All About Multiple Sclerosis

More MS news articles for February 2003

Let's have a conversation about disabilities,1651,TCP_1114_1704863,00.html

January 29, 2003
By Allan Appel

You and I are going to have a talk. Perhaps many talks.

And these conversations will center on disabilities. Not necessarily the clinical aspects, but rather everything else related to disabilities.

Sometimes we'll focus on disability rights. Or, as I like to put it, civil rights for the disabled. Issues can range from employment discrimination to handicapped parking. From voting issues to access to a neighborhood restaurant.

We'll take some of the mystery out of gift-giving to a handicapped person, including some of the latest assistive devices and technology.

We'll also highlight some major issues being tackled by the courts and regulatory agencies.

Educational opportunities and other programs in our colleges, schools and faith-based organizations will be reviewed, in addition to some of the latest medical developments.

At least those of the breakthrough variety.

We'll also check out travel resources for the handicapped, as well as career and work-at-home opportunities.

And I will draw from my own experiences when writing personal essays.

My own disability is caused by multiple sclerosis. MS is a condition that has necessitated my dealing with life in a different way. It has become just another of life's challenges.

My wheelchair has afforded me the freedom to roam, with some exceptions, anywhere and everywhere. And you can be sure we will hone in on those exceptions.

One thing about me: I do not hesitate to discuss MS in general and my own situation in particular. I also welcome your feedback, whether it is by e-mail or snail-mail. I will read all of them; I'll answer most of them, and maybe even print a few of them. We are all one big network. A huge resource, whether it is for information or to dispel archaic notions about disabilities or the disabled.

The U.S. Census revealed that 54 million of us are classified as disabled. Some are visible in wheelchairs and some are invisible with heart conditions or blood disorders or food allergies.

Many more are either caregivers or medical professionals or legal representatives for the disabled.

Or maybe we simply have a disabled family member or friend. In other words, most of us have had our lives touched in some way by a disabled person.

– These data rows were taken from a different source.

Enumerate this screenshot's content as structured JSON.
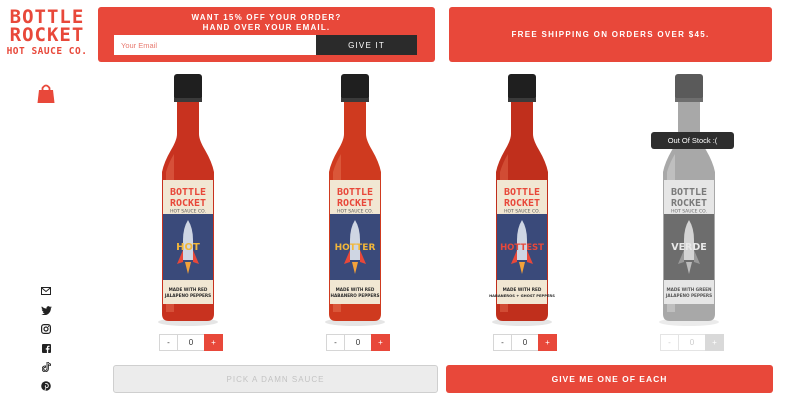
{
  "brand": {
    "line1": "BOTTLE",
    "line2": "ROCKET",
    "line3": "HOT SAUCE CO."
  },
  "colors": {
    "accent": "#e8483a",
    "dark": "#2b2b2b",
    "label_navy": "#3a4a7a",
    "label_cream": "#f1e7d3"
  },
  "header": {
    "promo_line1": "WANT 15% OFF YOUR ORDER?",
    "promo_line2": "HAND OVER YOUR EMAIL.",
    "email_placeholder": "Your Email",
    "email_value": "",
    "submit_label": "GIVE IT",
    "shipping_text": "FREE SHIPPING ON ORDERS OVER $45."
  },
  "sidebar": {
    "cart_icon": "shopping-bag-icon",
    "social_icons": [
      "email-icon",
      "twitter-icon",
      "instagram-icon",
      "facebook-icon",
      "tiktok-icon",
      "pinterest-icon"
    ]
  },
  "products": [
    {
      "label_brand_1": "BOTTLE",
      "label_brand_2": "ROCKET",
      "label_sub": "HOT SAUCE CO.",
      "heat": "HOT",
      "made_line1": "MADE WITH RED",
      "made_line2": "JALAPENO PEPPERS",
      "quantity": "0",
      "minus": "-",
      "plus": "+",
      "in_stock": true
    },
    {
      "label_brand_1": "BOTTLE",
      "label_brand_2": "ROCKET",
      "label_sub": "HOT SAUCE CO.",
      "heat": "HOTTER",
      "made_line1": "MADE WITH RED",
      "made_line2": "HABANERO PEPPERS",
      "quantity": "0",
      "minus": "-",
      "plus": "+",
      "in_stock": true
    },
    {
      "label_brand_1": "BOTTLE",
      "label_brand_2": "ROCKET",
      "label_sub": "HOT SAUCE CO.",
      "heat": "HOTTEST",
      "made_line1": "MADE WITH RED",
      "made_line2": "HABANEROS + GHOST PEPPERS",
      "quantity": "0",
      "minus": "-",
      "plus": "+",
      "in_stock": true
    },
    {
      "label_brand_1": "BOTTLE",
      "label_brand_2": "ROCKET",
      "label_sub": "HOT SAUCE CO.",
      "heat": "VERDE",
      "made_line1": "MADE WITH GREEN",
      "made_line2": "JALAPENO PEPPERS",
      "quantity": "0",
      "minus": "-",
      "plus": "+",
      "in_stock": false
    }
  ],
  "out_of_stock_tooltip": "Out Of Stock :(",
  "actions": {
    "pick_label": "PICK A DAMN SAUCE",
    "each_label": "GIVE ME ONE OF EACH"
  }
}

This column will dive head-first into every aspect of the disability community - legal, medical, social, educational and technological.

Most of all, they will be our personal conversations.

Allan Appel writes a biweekly column about disabilities. He can be reached at Allan Appel, c/o The Jupiter Courier, 800 W. Indiantown Rd., Jupiter, FL 33458

© 2002 - The E.W. Scripps Co.